boyd, who styles her name with lowercase letters, is the founder of research institute Data and Society and author of “It’s Complicated: The Social Lives of Networked Teens.” She came to Andover to speak about her work using the internet to map cultural progress and trying to understand it as a whole. Her talk focused on how young people navigate social media and the cultural implications of those social systems.
“I was online at a time when there were very few people online and it certainly wasn’t cool. For me, it was an escape valve to get out of my environment because it was an opportunity to connect with people from around the globe,” boyd said in an interview with The Phillipian.
boyd finds her interactions with social media have shaped the way she observes modern youth culture.
“For me, for social media, it’s also about my friends, it’s also about my community, and I use Twitter in the most lame, adult way possible which is to broadcast.
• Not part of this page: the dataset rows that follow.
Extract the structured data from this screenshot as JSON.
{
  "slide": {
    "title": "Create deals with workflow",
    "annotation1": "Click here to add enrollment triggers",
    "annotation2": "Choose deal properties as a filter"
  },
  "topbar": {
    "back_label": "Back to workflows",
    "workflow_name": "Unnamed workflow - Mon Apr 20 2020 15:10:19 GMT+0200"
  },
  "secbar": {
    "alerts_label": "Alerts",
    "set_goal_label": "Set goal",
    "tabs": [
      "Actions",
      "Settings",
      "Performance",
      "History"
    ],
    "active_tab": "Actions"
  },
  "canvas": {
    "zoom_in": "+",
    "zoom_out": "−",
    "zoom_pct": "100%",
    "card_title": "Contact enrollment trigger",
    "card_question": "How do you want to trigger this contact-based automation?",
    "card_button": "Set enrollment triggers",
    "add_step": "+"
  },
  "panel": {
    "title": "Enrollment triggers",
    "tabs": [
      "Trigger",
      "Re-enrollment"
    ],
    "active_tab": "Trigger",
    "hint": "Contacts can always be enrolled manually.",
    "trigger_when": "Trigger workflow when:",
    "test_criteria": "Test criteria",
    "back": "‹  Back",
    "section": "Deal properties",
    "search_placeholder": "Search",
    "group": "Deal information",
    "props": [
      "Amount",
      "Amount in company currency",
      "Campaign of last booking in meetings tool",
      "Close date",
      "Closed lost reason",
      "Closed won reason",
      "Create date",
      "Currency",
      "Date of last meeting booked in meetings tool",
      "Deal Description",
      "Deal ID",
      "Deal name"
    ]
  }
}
That’s the reality of it. I wish I was cooler, but I’m really not, my world is filled with kids’ pictures,” said boyd.
Working as an ethnographer for the past ten years, boyd studies customs of individual groups of people and cultures. Her research is largely based on a combination of qualitative analysis from quantitative data.
“The interesting thing about my work is that because I’m an ethnographer, I spend a lot of time embedded within communities. The questions I can answer are fundamentally descriptive, about trying to understand trends and patterns. But I also have a background in computer science, and one of the things I spent a lot of my time doing in the early stages of my field work were analyzing and randomly sampling across huge amounts of data sets,” said boyd in her presentation.
Although a researcher in social media, boyd finds social media to have both positive and negative cultural impacts.
“[Social media] is simultaneously a way that allows you to connect and have so many more opportunities than we’ve ever had to socialize, to do a variety of things. And it can also be very costly. A lot of it comes down to how it fits in your community and in your world, and I think that’s what makes it tricky,” said boyd in an interview.
boyd’s research has led her to further examine the collection of data in the context of social justice. In particular, boyd cited “Spit and Acquit,” a DNA collection program based in Orange County, Calif.
“For a lot of minorities in Orange County, [local law enforcement] made a deal: They wouldn’t be charged [for traffic violations] in return for turning over genetic material. And so what we are seeing is the development of large databases primarily of black and brown individuals across this country pulled in for genetic material as a way of understanding their entire social structure,” said boyd.
boyd’s work in criminal justice has led her to research data accessibility in search engines as well.
“When people search for black names in the United States, they are far more likely to click on criminal justice related advertisements, particularly because we have a lot of racist assumptions in the United States about why somebody’s name might appear that way…Google is not trying to be racist, but it learns society’s racism and feeds it right back at us,” said boyd.
“The systems and the dynamics that we see around us are actually fueled by a whole set of interactions that go outside of your own decisions and your own value systems but start to pull in the value systems of many other people,” boyd continued.
boyd also addressed the connections between cyberbullying and drama over social media during her talk.
boyd further discussed how a teenger’s potential experience with cyberbullying may be a part of a larger theme in the context of their individual worlds.
“[Young people] understand a lot of their experience through the language of drama and the importance of drama is that it doesn’t position them as a perpetrator or a victim, it positions them as having agency with a huge and complex social dynamic,” said boyd. “It doesn’t mean it doesn’t hurt, but it means every bullying intervention we go after completely misses the point because a lot of how their dealing with it and experiencing the different dynamics is a series of social dramas that get played out as they try to make sense of the world.”
boyd currently works at Microsoft Research, New York University Media Culture & Communication, and the Harvard Berkman Center for Internet & Society.